### Extracted material
━━━━

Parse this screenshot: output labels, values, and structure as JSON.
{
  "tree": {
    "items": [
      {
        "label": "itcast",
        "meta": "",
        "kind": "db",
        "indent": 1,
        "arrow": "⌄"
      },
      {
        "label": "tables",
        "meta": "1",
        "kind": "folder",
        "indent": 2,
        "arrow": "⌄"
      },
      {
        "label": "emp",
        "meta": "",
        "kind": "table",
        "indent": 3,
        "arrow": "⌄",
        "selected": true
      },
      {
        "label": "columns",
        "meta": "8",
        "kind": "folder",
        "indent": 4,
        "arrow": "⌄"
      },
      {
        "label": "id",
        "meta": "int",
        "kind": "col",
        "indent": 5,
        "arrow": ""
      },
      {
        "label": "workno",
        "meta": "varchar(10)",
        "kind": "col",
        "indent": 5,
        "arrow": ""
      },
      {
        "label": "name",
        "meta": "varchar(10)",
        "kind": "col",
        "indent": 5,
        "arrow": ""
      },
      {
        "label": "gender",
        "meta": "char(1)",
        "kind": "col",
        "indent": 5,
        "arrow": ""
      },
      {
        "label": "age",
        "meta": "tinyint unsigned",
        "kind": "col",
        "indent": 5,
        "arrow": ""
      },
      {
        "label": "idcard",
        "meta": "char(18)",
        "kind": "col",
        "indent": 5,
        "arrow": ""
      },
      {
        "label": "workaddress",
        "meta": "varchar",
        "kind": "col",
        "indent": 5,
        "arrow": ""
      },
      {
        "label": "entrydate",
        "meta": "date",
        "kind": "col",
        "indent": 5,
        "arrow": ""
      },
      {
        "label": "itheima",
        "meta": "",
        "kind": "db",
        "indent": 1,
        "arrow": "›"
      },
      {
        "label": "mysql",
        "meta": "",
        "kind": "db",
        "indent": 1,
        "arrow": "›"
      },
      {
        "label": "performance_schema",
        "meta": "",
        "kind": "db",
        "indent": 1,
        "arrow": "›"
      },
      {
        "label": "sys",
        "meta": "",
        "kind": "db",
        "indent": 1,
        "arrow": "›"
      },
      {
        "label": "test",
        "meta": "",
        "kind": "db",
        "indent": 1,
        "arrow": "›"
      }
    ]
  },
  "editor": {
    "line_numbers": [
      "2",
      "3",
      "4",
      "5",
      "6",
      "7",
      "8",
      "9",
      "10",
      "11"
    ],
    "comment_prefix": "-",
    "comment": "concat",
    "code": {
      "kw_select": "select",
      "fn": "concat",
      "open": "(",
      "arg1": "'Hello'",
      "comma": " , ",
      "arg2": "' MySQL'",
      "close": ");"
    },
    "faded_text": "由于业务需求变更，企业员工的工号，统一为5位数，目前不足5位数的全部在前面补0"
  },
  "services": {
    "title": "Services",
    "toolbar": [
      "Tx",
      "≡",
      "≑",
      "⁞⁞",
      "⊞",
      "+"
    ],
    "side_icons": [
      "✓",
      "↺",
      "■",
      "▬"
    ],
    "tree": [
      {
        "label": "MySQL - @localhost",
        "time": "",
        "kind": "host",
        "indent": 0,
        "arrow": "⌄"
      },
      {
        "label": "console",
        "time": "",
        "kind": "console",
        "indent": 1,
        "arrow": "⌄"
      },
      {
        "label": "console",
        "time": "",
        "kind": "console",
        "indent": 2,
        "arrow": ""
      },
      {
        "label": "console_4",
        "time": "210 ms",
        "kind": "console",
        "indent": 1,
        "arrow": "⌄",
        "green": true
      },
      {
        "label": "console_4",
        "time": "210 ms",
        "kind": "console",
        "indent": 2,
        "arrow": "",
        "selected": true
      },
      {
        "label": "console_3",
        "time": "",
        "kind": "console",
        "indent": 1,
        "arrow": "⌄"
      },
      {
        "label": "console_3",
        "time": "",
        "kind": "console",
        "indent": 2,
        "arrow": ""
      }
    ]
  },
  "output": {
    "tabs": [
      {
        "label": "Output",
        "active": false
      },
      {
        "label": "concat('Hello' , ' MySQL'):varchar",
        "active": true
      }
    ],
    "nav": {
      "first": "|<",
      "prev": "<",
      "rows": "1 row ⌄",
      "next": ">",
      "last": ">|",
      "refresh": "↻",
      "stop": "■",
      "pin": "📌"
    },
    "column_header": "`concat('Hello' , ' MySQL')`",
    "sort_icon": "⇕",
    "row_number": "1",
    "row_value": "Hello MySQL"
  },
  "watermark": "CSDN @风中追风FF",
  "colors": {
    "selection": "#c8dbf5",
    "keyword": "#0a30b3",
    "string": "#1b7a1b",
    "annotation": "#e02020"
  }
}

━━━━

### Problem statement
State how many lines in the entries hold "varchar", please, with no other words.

### Exercise answer
4